Records
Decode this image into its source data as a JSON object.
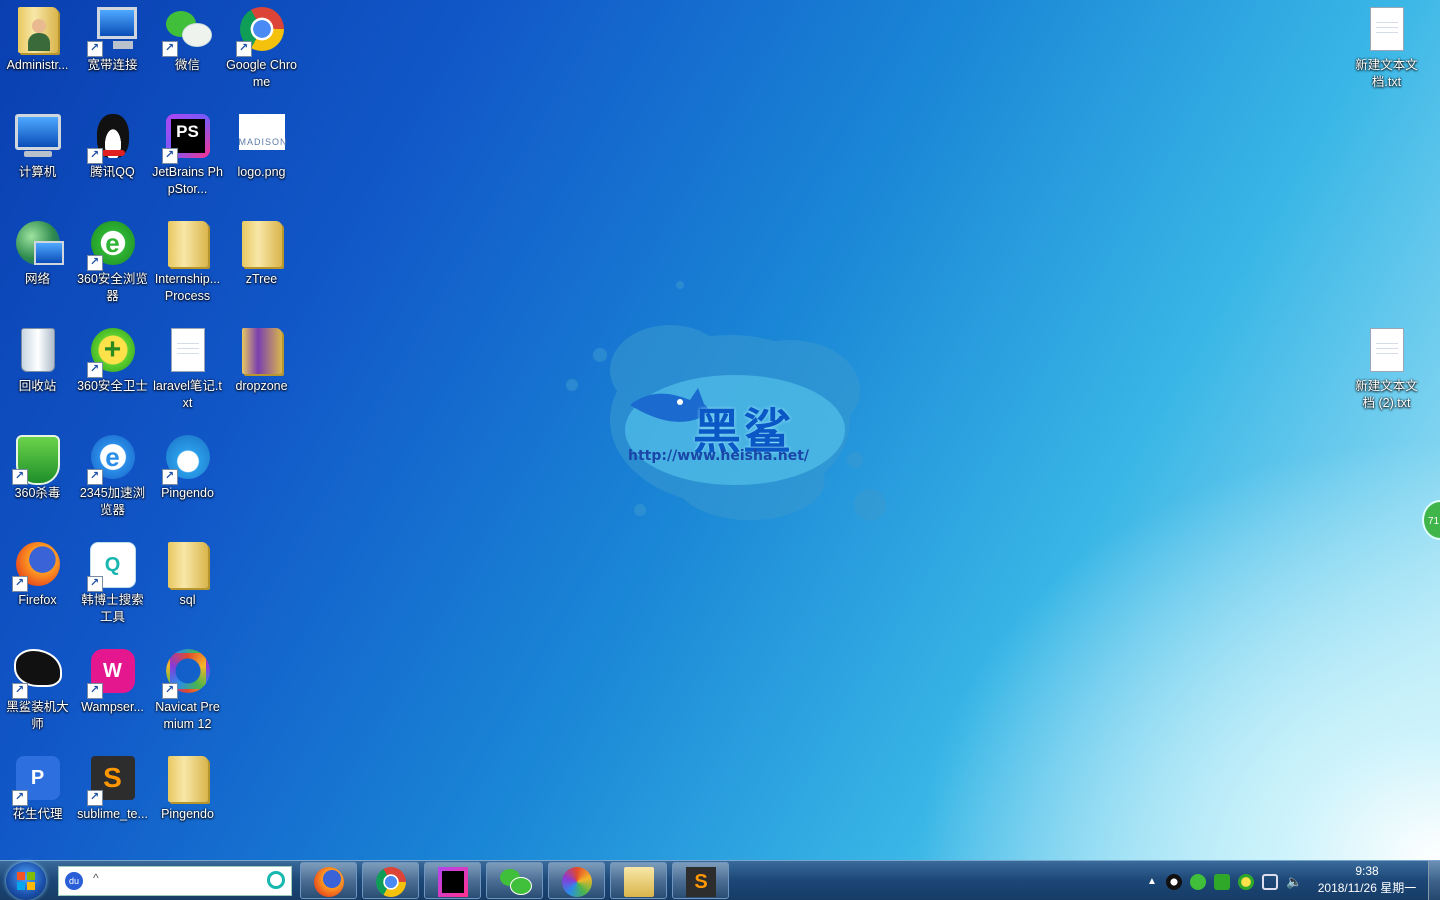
{
  "desktop_icons": [
    {
      "label": "Administr...",
      "icon": "user-folder-icon"
    },
    {
      "label": "宽带连接",
      "icon": "broadband-connection-icon"
    },
    {
      "label": "微信",
      "icon": "wechat-icon"
    },
    {
      "label": "Google Chrome",
      "icon": "chrome-icon"
    },
    {
      "label": "计算机",
      "icon": "computer-icon"
    },
    {
      "label": "腾讯QQ",
      "icon": "qq-icon"
    },
    {
      "label": "JetBrains PhpStor...",
      "icon": "phpstorm-icon"
    },
    {
      "label": "logo.png",
      "icon": "image-file-icon"
    },
    {
      "label": "网络",
      "icon": "network-icon"
    },
    {
      "label": "360安全浏览器",
      "icon": "360-browser-icon"
    },
    {
      "label": "Internship... Process",
      "icon": "folder-icon"
    },
    {
      "label": "zTree",
      "icon": "folder-icon"
    },
    {
      "label": "回收站",
      "icon": "recycle-bin-icon"
    },
    {
      "label": "360安全卫士",
      "icon": "360-security-icon"
    },
    {
      "label": "laravel笔记.txt",
      "icon": "text-file-icon"
    },
    {
      "label": "dropzone",
      "icon": "folder-icon"
    },
    {
      "label": "360杀毒",
      "icon": "360-antivirus-icon"
    },
    {
      "label": "2345加速浏览器",
      "icon": "2345-browser-icon"
    },
    {
      "label": "Pingendo",
      "icon": "pingendo-icon"
    },
    {
      "label": "Firefox",
      "icon": "firefox-icon"
    },
    {
      "label": "韩博士搜索工具",
      "icon": "search-tool-icon"
    },
    {
      "label": "sql",
      "icon": "folder-icon"
    },
    {
      "label": "黑鲨装机大师",
      "icon": "heisha-shark-icon"
    },
    {
      "label": "Wampser...",
      "icon": "wampserver-icon"
    },
    {
      "label": "Navicat Premium 12",
      "icon": "navicat-icon"
    },
    {
      "label": "花生代理",
      "icon": "peanut-proxy-icon"
    },
    {
      "label": "sublime_te...",
      "icon": "sublime-text-icon"
    },
    {
      "label": "Pingendo",
      "icon": "folder-icon"
    },
    {
      "label": "新建文本文档.txt",
      "icon": "text-file-icon"
    },
    {
      "label": "新建文本文档 (2).txt",
      "icon": "text-file-icon"
    }
  ],
  "wallpaper": {
    "brand": "黑鲨",
    "url": "http://www.heisha.net/"
  },
  "side_widget": {
    "value": "71"
  },
  "taskbar": {
    "start_icon": "windows-logo-icon",
    "search_placeholder": "",
    "pinned": [
      "firefox",
      "chrome",
      "phpstorm",
      "wechat",
      "navicat",
      "file-explorer",
      "sublime-text"
    ],
    "clock_time": "9:38",
    "clock_date": "2018/11/26 星期一"
  },
  "colors": {
    "taskbar": "#1c4777",
    "desktop_dark": "#0a3fb0",
    "desktop_light": "#8ad8f2"
  }
}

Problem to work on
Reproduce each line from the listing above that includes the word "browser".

Answer area
      "icon": "360-browser-icon"
      "icon": "2345-browser-icon"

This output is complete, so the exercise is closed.